__Material for the task__
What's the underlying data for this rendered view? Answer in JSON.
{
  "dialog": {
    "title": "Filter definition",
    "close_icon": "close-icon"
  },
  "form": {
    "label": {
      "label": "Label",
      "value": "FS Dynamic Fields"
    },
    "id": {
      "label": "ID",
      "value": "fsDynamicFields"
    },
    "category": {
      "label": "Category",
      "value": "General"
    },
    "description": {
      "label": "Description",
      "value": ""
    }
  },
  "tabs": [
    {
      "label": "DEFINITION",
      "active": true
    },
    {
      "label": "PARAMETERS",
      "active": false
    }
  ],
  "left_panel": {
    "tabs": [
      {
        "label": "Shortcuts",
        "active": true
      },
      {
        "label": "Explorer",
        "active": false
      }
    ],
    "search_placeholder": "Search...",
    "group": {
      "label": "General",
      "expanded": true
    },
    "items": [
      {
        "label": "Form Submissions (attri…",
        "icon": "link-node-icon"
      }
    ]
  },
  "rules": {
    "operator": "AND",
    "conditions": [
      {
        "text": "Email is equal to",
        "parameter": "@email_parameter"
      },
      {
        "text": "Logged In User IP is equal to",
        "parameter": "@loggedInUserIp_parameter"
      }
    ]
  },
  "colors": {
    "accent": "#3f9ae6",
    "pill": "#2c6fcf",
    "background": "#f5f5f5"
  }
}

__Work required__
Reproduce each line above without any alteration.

__Solution to the problem__
What's the underlying data for this rendered view? Answer in JSON.
{
  "dialog": {
    "title": "Filter definition",
    "close_icon": "close-icon"
  },
  "form": {
    "label": {
      "label": "Label",
      "value": "FS Dynamic Fields"
    },
    "id": {
      "label": "ID",
      "value": "fsDynamicFields"
    },
    "category": {
      "label": "Category",
      "value": "General"
    },
    "description": {
      "label": "Description",
      "value": ""
    }
  },
  "tabs": [
    {
      "label": "DEFINITION",
      "active": true
    },
    {
      "label": "PARAMETERS",
      "active": false
    }
  ],
  "left_panel": {
    "tabs": [
      {
        "label": "Shortcuts",
        "active": true
      },
      {
        "label": "Explorer",
        "active": false
      }
    ],
    "search_placeholder": "Search...",
    "group": {
      "label": "General",
      "expanded": true
    },
    "items": [
      {
        "label": "Form Submissions (attri…",
        "icon": "link-node-icon"
      }
    ]
  },
  "rules": {
    "operator": "AND",
    "conditions": [
      {
        "text": "Email is equal to",
        "parameter": "@email_parameter"
      },
      {
        "text": "Logged In User IP is equal to",
        "parameter": "@loggedInUserIp_parameter"
      }
    ]
  },
  "colors": {
    "accent": "#3f9ae6",
    "pill": "#2c6fcf",
    "background": "#f5f5f5"
  }
}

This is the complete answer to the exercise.